→ What you need to do: Return all of the entries below exactly as they are given.

→ Input material:
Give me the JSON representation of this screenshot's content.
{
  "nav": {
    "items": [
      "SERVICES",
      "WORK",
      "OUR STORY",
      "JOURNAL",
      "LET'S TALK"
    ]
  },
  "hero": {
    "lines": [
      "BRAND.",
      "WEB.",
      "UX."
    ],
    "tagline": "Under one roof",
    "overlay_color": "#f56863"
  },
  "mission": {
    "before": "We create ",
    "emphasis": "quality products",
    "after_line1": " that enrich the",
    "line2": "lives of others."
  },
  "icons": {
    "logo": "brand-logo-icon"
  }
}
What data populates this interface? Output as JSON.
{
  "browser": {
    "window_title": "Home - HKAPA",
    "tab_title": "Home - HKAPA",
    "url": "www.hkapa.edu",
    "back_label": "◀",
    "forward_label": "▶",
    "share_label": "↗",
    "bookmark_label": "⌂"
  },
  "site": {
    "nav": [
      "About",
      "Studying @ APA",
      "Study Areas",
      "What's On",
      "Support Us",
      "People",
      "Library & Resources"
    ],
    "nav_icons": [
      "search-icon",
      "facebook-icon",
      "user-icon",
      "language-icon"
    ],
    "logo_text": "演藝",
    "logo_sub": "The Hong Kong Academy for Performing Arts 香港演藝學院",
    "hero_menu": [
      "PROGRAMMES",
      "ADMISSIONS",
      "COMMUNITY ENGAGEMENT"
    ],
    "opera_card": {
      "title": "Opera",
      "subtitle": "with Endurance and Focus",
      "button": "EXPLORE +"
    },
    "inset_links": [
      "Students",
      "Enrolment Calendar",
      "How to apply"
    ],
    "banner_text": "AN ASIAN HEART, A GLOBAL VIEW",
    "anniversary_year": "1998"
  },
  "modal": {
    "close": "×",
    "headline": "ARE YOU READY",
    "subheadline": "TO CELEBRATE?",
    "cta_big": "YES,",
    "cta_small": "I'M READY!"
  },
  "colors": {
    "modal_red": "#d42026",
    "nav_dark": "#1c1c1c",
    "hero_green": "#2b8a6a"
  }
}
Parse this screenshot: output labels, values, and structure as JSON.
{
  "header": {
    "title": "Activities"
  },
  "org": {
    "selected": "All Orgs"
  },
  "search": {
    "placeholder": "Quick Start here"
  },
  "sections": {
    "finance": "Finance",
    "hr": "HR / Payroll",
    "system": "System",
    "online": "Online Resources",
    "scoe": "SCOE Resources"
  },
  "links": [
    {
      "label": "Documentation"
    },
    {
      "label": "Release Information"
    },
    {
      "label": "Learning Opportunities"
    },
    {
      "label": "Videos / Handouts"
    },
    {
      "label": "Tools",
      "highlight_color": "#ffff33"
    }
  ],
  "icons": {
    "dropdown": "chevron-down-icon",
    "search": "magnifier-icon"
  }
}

→ Task result:
Give me the JSON representation of this screenshot's content.
{
  "nav": {
    "items": [
      "SERVICES",
      "WORK",
      "OUR STORY",
      "JOURNAL",
      "LET'S TALK"
    ]
  },
  "hero": {
    "lines": [
      "BRAND.",
      "WEB.",
      "UX."
    ],
    "tagline": "Under one roof",
    "overlay_color": "#f56863"
  },
  "mission": {
    "before": "We create ",
    "emphasis": "quality products",
    "after_line1": " that enrich the",
    "line2": "lives of others."
  },
  "icons": {
    "logo": "brand-logo-icon"
  }
}
What data populates this interface? Output as JSON.
{
  "browser": {
    "window_title": "Home - HKAPA",
    "tab_title": "Home - HKAPA",
    "url": "www.hkapa.edu",
    "back_label": "◀",
    "forward_label": "▶",
    "share_label": "↗",
    "bookmark_label": "⌂"
  },
  "site": {
    "nav": [
      "About",
      "Studying @ APA",
      "Study Areas",
      "What's On",
      "Support Us",
      "People",
      "Library & Resources"
    ],
    "nav_icons": [
      "search-icon",
      "facebook-icon",
      "user-icon",
      "language-icon"
    ],
    "logo_text": "演藝",
    "logo_sub": "The Hong Kong Academy for Performing Arts 香港演藝學院",
    "hero_menu": [
      "PROGRAMMES",
      "ADMISSIONS",
      "COMMUNITY ENGAGEMENT"
    ],
    "opera_card": {
      "title": "Opera",
      "subtitle": "with Endurance and Focus",
      "button": "EXPLORE +"
    },
    "inset_links": [
      "Students",
      "Enrolment Calendar",
      "How to apply"
    ],
    "banner_text": "AN ASIAN HEART, A GLOBAL VIEW",
    "anniversary_year": "1998"
  },
  "modal": {
    "close": "×",
    "headline": "ARE YOU READY",
    "subheadline": "TO CELEBRATE?",
    "cta_big": "YES,",
    "cta_small": "I'M READY!"
  },
  "colors": {
    "modal_red": "#d42026",
    "nav_dark": "#1c1c1c",
    "hero_green": "#2b8a6a"
  }
}
Parse this screenshot: output labels, values, and structure as JSON.
{
  "header": {
    "title": "Activities"
  },
  "org": {
    "selected": "All Orgs"
  },
  "search": {
    "placeholder": "Quick Start here"
  },
  "sections": {
    "finance": "Finance",
    "hr": "HR / Payroll",
    "system": "System",
    "online": "Online Resources",
    "scoe": "SCOE Resources"
  },
  "links": [
    {
      "label": "Documentation"
    },
    {
      "label": "Release Information"
    },
    {
      "label": "Learning Opportunities"
    },
    {
      "label": "Videos / Handouts"
    },
    {
      "label": "Tools",
      "highlight_color": "#ffff33"
    }
  ],
  "icons": {
    "dropdown": "chevron-down-icon",
    "search": "magnifier-icon"
  }
}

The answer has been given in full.